The federal government is planning to spend $9.5 million to get rid of carp in Utah Lake, but the virus has been killing carp for free, starting 10 years ago in British lakes and rivers. Now carp are going belly-up in Lake Mohave and Lake Havasu, Ariz.
Still, don't expect the government to deliberately import the virus to Utah Lake. Its plan is to get rid of millions of non-native carp in order to improve Utah Lake's water quality. That's supposed to benefit an endangered natural species, the June Sucker. At one time, experts considered and rejected the idea of importing a disease deliberately.
"There were three different diseases that we know kill carp," said Reed Harris, director of the June Sucker Recovery Implementation Program. "We're just reluctant to bring in a disease when we can't control it and we don't know (everything) about it."
Now, a disease is coming on its own. The Koi Herpes Virus is killing carp around the world, most recently at Arizona's Lake Mohave. The virus itself is only deadly to the carp family, including Koi goldfish. But it will not get a warm welcome at Utah Lake.
Reed Harris said, "Well, the disease down at Mohave affected a lot of other fish besides carp."
That's because of what Harris called "collateral damage" to fish the virus doesn't target.
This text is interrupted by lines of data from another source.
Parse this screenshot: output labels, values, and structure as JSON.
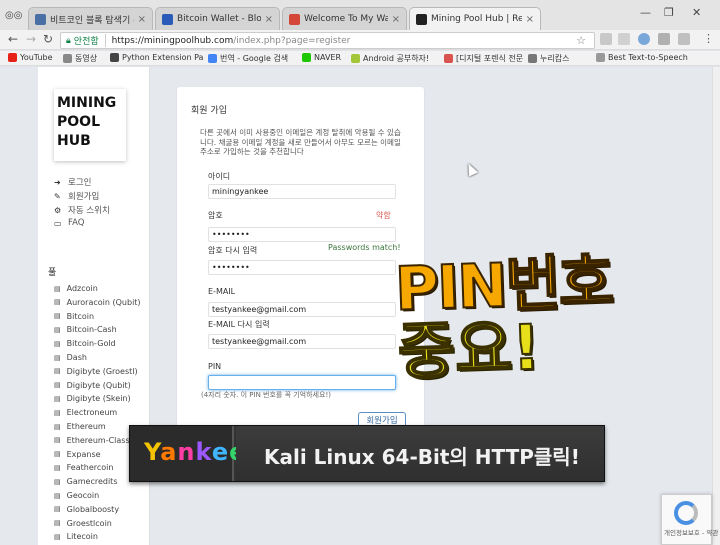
{
  "browser": {
    "tabs": [
      {
        "title": "비트코인 블록 탐색기 -",
        "fav": "#4a6fa5"
      },
      {
        "title": "Bitcoin Wallet - Blockc",
        "fav": "#2a5bb8"
      },
      {
        "title": "Welcome To My Wallet",
        "fav": "#d44638"
      },
      {
        "title": "Mining Pool Hub | Regis",
        "fav": "#222222"
      }
    ],
    "secure_label": "안전함",
    "url_host": "https://miningpoolhub.com",
    "url_path": "/index.php?page=register",
    "bookmarks": [
      {
        "label": "YouTube",
        "color": "#e62117"
      },
      {
        "label": "동영상",
        "color": "#888888"
      },
      {
        "label": "Python Extension Pa",
        "color": "#444444"
      },
      {
        "label": "번역 - Google 검색",
        "color": "#4285f4"
      },
      {
        "label": "NAVER",
        "color": "#1ec800"
      },
      {
        "label": "Android 공부하자!",
        "color": "#a4c639"
      },
      {
        "label": "[디지털 포렌식 전문",
        "color": "#d9534f"
      },
      {
        "label": "누리캅스",
        "color": "#777777"
      },
      {
        "label": "Best Text-to-Speech",
        "color": "#999999"
      }
    ]
  },
  "sidebar": {
    "logo": [
      "MINING",
      "POOL",
      "HUB"
    ],
    "nav": [
      {
        "icon": "login-icon",
        "glyph": "➜",
        "label": "로그인"
      },
      {
        "icon": "pencil-icon",
        "glyph": "✎",
        "label": "회원가입"
      },
      {
        "icon": "gear-icon",
        "glyph": "⚙",
        "label": "자동 스위치"
      },
      {
        "icon": "monitor-icon",
        "glyph": "▭",
        "label": "FAQ"
      }
    ],
    "coins_title": "풀",
    "coins": [
      "Adzcoin",
      "Auroracoin (Qubit)",
      "Bitcoin",
      "Bitcoin-Cash",
      "Bitcoin-Gold",
      "Dash",
      "Digibyte (Groestl)",
      "Digibyte (Qubit)",
      "Digibyte (Skein)",
      "Electroneum",
      "Ethereum",
      "Ethereum-Classic",
      "Expanse",
      "Feathercoin",
      "Gamecredits",
      "Geocoin",
      "Globalboosty",
      "Groestlcoin",
      "Litecoin"
    ]
  },
  "form": {
    "title": "회원 가입",
    "intro": "다른 곳에서 이미 사용중인 이메일은 계정 탈취에 악용될 수 있습니다. 채굴용 이메일 계정을 새로 만들어서 아무도 모르는 이메일 주소로 가입하는 것을 추천합니다",
    "id_label": "아이디",
    "id_value": "miningyankee",
    "pw_label": "암호",
    "pw_value": "••••••••",
    "pw_strength": "약함",
    "pw2_label": "암호 다시 입력",
    "pw2_value": "••••••••",
    "pw_match": "Passwords match!",
    "email_label": "E-MAIL",
    "email_value": "testyankee@gmail.com",
    "email2_label": "E-MAIL 다시 입력",
    "email2_value": "testyankee@gmail.com",
    "pin_label": "PIN",
    "pin_value": "",
    "pin_hint": "(4자리 숫자. 이 PIN 번호를 꼭 기억하세요!)",
    "submit_label": "회원가입"
  },
  "overlay": {
    "line1": "PIN번호",
    "line2": "중요!"
  },
  "banner": {
    "brand_letters": [
      "Y",
      "a",
      "n",
      "k",
      "e",
      "e"
    ],
    "message": "Kali Linux 64-Bit의 HTTP클릭!"
  },
  "recaptcha": {
    "text": "개인정보보호 - 약관"
  }
}
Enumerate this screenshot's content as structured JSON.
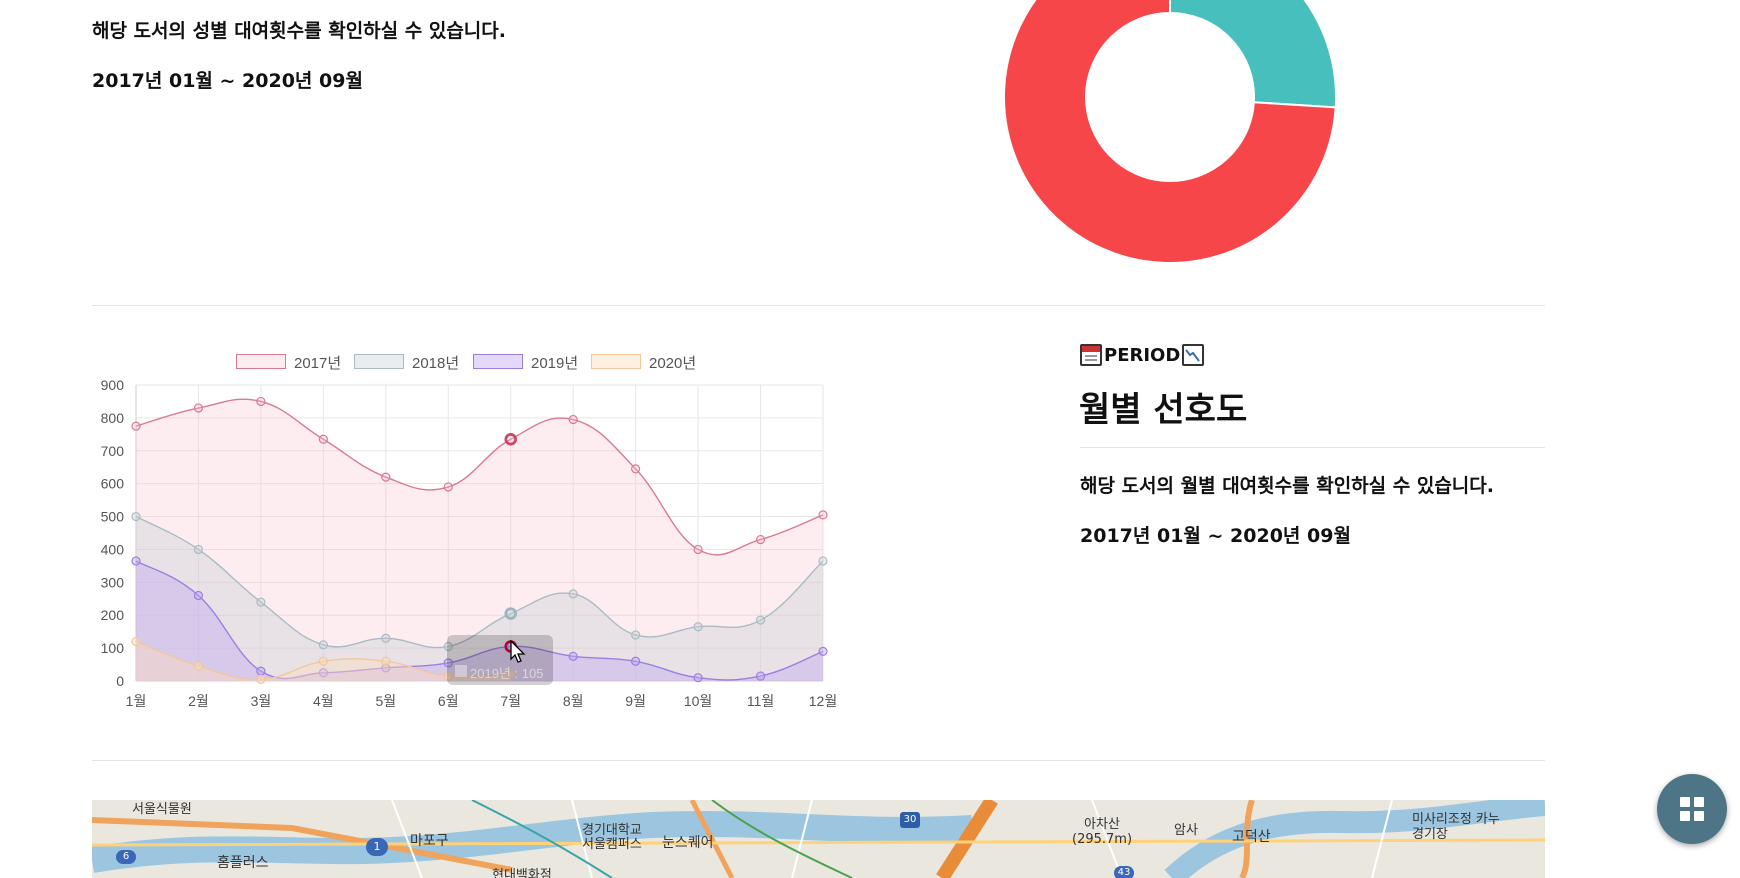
{
  "top_section": {
    "description": "해당 도서의 성별 대여횟수를 확인하실 수 있습니다.",
    "period": "2017년 01월 ~ 2020년 09월"
  },
  "donut_chart": {
    "type": "pie",
    "values": [
      74,
      26
    ],
    "colors": [
      "#f7464a",
      "#46bfbd"
    ]
  },
  "period_section": {
    "tag": "PERIOD",
    "tag_icons": [
      "calendar-icon",
      "chart-down-icon"
    ],
    "title": "월별 선호도",
    "description": "해당 도서의 월별 대여횟수를 확인하실 수 있습니다.",
    "period": "2017년 01월 ~ 2020년 09월"
  },
  "chart_data": {
    "type": "area",
    "categories": [
      "1월",
      "2월",
      "3월",
      "4월",
      "5월",
      "6월",
      "7월",
      "8월",
      "9월",
      "10월",
      "11월",
      "12월"
    ],
    "ylim": [
      0,
      900
    ],
    "yticks": [
      0,
      100,
      200,
      300,
      400,
      500,
      600,
      700,
      800,
      900
    ],
    "grid": true,
    "legend": "top",
    "series": [
      {
        "name": "2017년",
        "values": [
          775,
          830,
          850,
          735,
          620,
          590,
          735,
          795,
          645,
          400,
          430,
          505
        ],
        "color": "#d97a93",
        "fill": "rgba(247,190,205,0.28)"
      },
      {
        "name": "2018년",
        "values": [
          500,
          400,
          240,
          110,
          130,
          105,
          205,
          265,
          140,
          165,
          185,
          365
        ],
        "color": "#a9bcc4",
        "fill": "rgba(200,210,215,0.40)"
      },
      {
        "name": "2019년",
        "values": [
          365,
          260,
          30,
          25,
          40,
          55,
          105,
          75,
          60,
          10,
          15,
          90
        ],
        "color": "#9b7fe0",
        "fill": "rgba(195,170,240,0.45)"
      },
      {
        "name": "2020년",
        "values": [
          120,
          45,
          5,
          60,
          60,
          15,
          20,
          null,
          null,
          null,
          null,
          null
        ],
        "color": "#f3c79b",
        "fill": "rgba(250,220,190,0.45)"
      }
    ],
    "tooltip": {
      "text": "2019년 : 105"
    }
  },
  "map": {
    "labels": [
      "서울식물원",
      "마포구",
      "홈플러스",
      "경기대학교 서울캠퍼스",
      "눈스퀘어",
      "현대백화점",
      "아차산 (295.7m)",
      "암사",
      "고덕산",
      "미사리조정 카누경기장"
    ],
    "road_numbers": [
      "6",
      "1",
      "30",
      "43"
    ]
  },
  "fab": {
    "icon": "grid-icon"
  }
}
When carp die by the thousands, it fouls the water. That makes it unpleasant for humans and unhealthy for other fish. It's one of the hard-to-predict consequences if people begin tinkering with viruses to kill carp.
"We think that catching them and using them in some sort of productive way is probably a better way," Harris said. "It's a little more controlled, and we feel like that way we can watch and see what happens."
Critics say the carp-catching program is a big waste of money because they'll never get them all. But planners say they need to catch just 75 percent of the big ones to clean up Utah Lake's water quality.
"So we don't have to get every carp out of the system to improve the system," Harris said.
The government catch may begin next month with commercial fishermen using big nets. They hope to put the carp to a beneficial use, as fertilizer, pet food and animal feed.